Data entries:

=== Begin Enclosure ===

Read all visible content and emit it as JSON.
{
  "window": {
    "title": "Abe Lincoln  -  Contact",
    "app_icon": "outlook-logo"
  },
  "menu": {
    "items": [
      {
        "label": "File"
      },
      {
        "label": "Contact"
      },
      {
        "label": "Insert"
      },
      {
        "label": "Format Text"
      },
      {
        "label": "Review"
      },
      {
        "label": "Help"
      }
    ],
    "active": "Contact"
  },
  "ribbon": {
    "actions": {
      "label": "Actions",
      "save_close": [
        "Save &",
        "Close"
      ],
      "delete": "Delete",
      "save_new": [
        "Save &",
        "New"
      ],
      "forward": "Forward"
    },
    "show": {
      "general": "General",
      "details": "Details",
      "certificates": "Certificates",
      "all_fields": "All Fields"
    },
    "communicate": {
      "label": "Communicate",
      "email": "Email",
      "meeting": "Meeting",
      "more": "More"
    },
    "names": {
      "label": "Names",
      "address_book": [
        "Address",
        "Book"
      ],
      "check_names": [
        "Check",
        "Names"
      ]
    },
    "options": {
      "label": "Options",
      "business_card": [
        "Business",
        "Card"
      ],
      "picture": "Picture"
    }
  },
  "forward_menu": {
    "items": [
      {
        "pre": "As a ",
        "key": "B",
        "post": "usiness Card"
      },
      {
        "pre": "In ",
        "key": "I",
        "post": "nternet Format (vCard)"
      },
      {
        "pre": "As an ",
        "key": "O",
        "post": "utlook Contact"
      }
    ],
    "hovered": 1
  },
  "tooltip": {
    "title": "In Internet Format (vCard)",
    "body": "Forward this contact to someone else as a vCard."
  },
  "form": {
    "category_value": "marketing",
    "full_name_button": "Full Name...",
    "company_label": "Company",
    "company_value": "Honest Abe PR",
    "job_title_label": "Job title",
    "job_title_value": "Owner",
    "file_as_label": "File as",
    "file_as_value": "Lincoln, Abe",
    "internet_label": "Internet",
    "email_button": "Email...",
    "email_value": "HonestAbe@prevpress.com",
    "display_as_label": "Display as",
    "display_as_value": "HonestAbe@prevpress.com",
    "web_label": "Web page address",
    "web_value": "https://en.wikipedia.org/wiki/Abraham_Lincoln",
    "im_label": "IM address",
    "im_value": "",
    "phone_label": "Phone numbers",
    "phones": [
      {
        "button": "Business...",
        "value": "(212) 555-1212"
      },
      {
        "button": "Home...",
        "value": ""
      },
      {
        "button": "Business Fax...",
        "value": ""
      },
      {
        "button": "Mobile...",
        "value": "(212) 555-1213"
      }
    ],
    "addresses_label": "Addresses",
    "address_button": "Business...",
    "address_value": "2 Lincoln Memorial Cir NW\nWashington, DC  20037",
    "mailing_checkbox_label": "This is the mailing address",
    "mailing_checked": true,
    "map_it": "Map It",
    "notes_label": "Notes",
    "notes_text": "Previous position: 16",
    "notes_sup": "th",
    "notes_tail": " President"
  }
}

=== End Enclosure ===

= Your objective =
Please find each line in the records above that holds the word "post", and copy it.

= Solution to this task =
        "post": "usiness Card"
        "post": "nternet Format (vCard)"
        "post": "utlook Contact"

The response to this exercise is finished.